"Government" resources are (allegedly) "our" resources, and only part of our resources, at that.  The only question is, who/what is (or is not) mobilizing them.  Why would a community not routing procedure through "government" somehow have fewer resources than the same community playing Mother-may-I with full institutional rites?
I think you missed the meaning of "your" as he was using it. You are correct that governments don't increase the resources of a community. His point was that governments can potentially mobilize resources from a larger community than would mobilize voluntarily otherwise - thus, he wasn't talking about the same community, but a different one.

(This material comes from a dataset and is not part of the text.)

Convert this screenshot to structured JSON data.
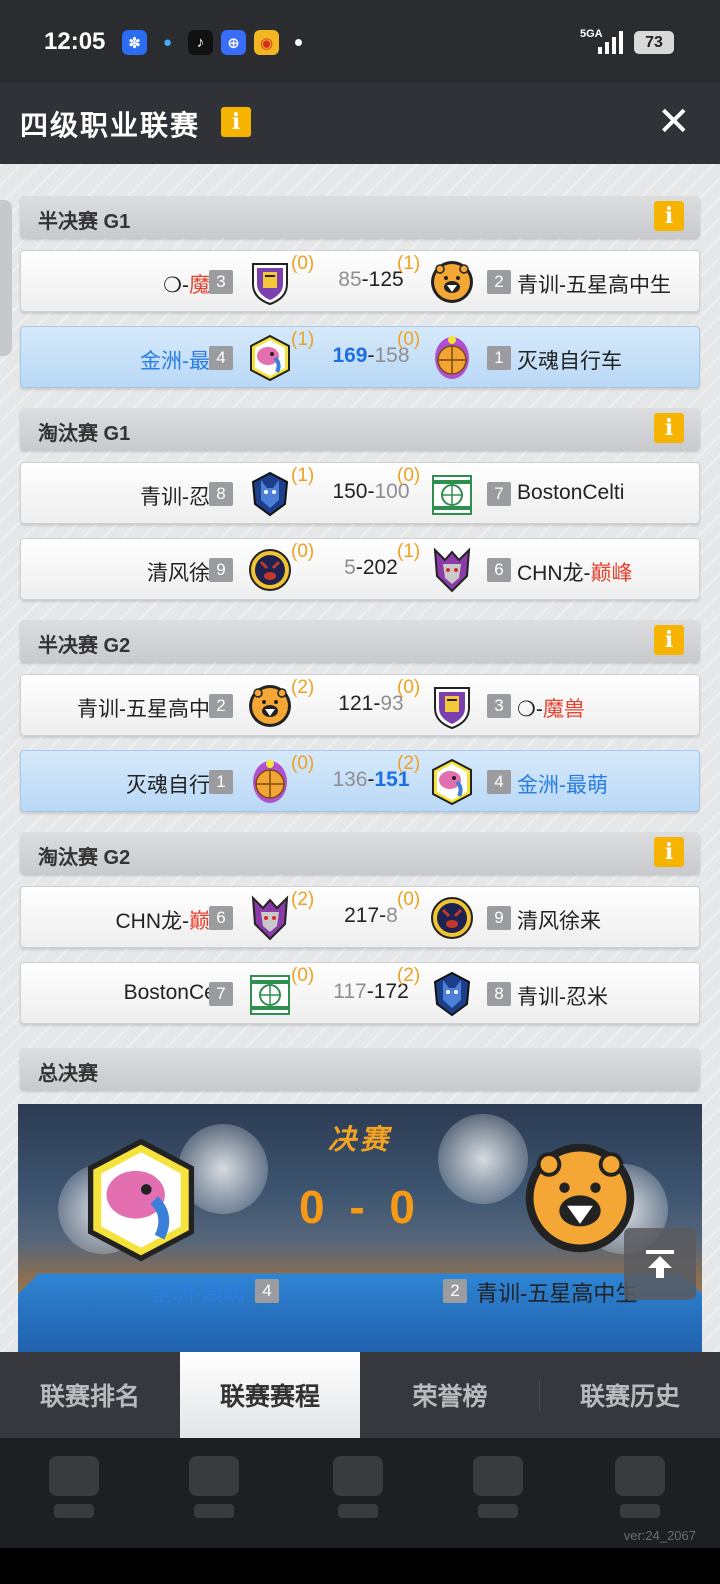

That's where the market can step in.  If government wasn't actively discouraging alleged "price-gouging", high prices indicate a greater need for supplies in a stricken area, and make it worthwhile for businesses to go to greater expense to get supplies to that area, thus diverting resources from other communities.   Unfortunately, too many people fail to understand what pricing information is saying, and condemn it.
I love mankind.  It's PEOPLE I can't stand!  - Linus Van Pelt.

 

anything